*Exercise details*. Return the entries below precisely, omitting nothing.

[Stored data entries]

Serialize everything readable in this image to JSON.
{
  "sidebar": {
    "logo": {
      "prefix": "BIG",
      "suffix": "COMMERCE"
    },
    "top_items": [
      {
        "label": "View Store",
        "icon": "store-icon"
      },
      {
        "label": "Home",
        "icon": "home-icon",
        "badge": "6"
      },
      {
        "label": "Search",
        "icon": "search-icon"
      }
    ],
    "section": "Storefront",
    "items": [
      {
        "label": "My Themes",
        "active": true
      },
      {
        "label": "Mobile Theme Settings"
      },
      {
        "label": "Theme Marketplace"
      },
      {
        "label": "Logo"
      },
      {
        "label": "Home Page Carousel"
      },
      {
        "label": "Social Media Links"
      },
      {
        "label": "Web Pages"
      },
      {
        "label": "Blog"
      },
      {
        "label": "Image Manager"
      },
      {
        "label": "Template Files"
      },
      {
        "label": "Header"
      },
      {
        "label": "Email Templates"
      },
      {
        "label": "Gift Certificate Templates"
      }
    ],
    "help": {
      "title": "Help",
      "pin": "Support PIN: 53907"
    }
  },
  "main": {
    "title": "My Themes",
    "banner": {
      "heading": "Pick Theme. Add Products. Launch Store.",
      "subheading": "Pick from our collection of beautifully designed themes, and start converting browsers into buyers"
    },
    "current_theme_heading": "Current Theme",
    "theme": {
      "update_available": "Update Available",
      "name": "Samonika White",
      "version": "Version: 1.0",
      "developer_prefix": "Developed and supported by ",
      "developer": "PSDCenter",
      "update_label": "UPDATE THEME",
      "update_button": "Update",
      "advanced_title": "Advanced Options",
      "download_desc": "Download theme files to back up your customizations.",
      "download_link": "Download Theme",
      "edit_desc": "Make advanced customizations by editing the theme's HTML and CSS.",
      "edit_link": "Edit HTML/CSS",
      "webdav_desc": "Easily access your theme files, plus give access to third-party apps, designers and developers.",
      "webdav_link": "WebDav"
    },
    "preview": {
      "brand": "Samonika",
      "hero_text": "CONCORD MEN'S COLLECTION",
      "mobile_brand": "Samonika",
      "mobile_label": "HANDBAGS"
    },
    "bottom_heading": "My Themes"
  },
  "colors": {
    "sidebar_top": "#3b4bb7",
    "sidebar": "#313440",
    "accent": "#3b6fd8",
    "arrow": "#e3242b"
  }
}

*Answer space*.
Serialize everything readable in this image to JSON.
{
  "sidebar": {
    "logo": {
      "prefix": "BIG",
      "suffix": "COMMERCE"
    },
    "top_items": [
      {
        "label": "View Store",
        "icon": "store-icon"
      },
      {
        "label": "Home",
        "icon": "home-icon",
        "badge": "6"
      },
      {
        "label": "Search",
        "icon": "search-icon"
      }
    ],
    "section": "Storefront",
    "items": [
      {
        "label": "My Themes",
        "active": true
      },
      {
        "label": "Mobile Theme Settings"
      },
      {
        "label": "Theme Marketplace"
      },
      {
        "label": "Logo"
      },
      {
        "label": "Home Page Carousel"
      },
      {
        "label": "Social Media Links"
      },
      {
        "label": "Web Pages"
      },
      {
        "label": "Blog"
      },
      {
        "label": "Image Manager"
      },
      {
        "label": "Template Files"
      },
      {
        "label": "Header"
      },
      {
        "label": "Email Templates"
      },
      {
        "label": "Gift Certificate Templates"
      }
    ],
    "help": {
      "title": "Help",
      "pin": "Support PIN: 53907"
    }
  },
  "main": {
    "title": "My Themes",
    "banner": {
      "heading": "Pick Theme. Add Products. Launch Store.",
      "subheading": "Pick from our collection of beautifully designed themes, and start converting browsers into buyers"
    },
    "current_theme_heading": "Current Theme",
    "theme": {
      "update_available": "Update Available",
      "name": "Samonika White",
      "version": "Version: 1.0",
      "developer_prefix": "Developed and supported by ",
      "developer": "PSDCenter",
      "update_label": "UPDATE THEME",
      "update_button": "Update",
      "advanced_title": "Advanced Options",
      "download_desc": "Download theme files to back up your customizations.",
      "download_link": "Download Theme",
      "edit_desc": "Make advanced customizations by editing the theme's HTML and CSS.",
      "edit_link": "Edit HTML/CSS",
      "webdav_desc": "Easily access your theme files, plus give access to third-party apps, designers and developers.",
      "webdav_link": "WebDav"
    },
    "preview": {
      "brand": "Samonika",
      "hero_text": "CONCORD MEN'S COLLECTION",
      "mobile_brand": "Samonika",
      "mobile_label": "HANDBAGS"
    },
    "bottom_heading": "My Themes"
  },
  "colors": {
    "sidebar_top": "#3b4bb7",
    "sidebar": "#313440",
    "accent": "#3b6fd8",
    "arrow": "#e3242b"
  }
}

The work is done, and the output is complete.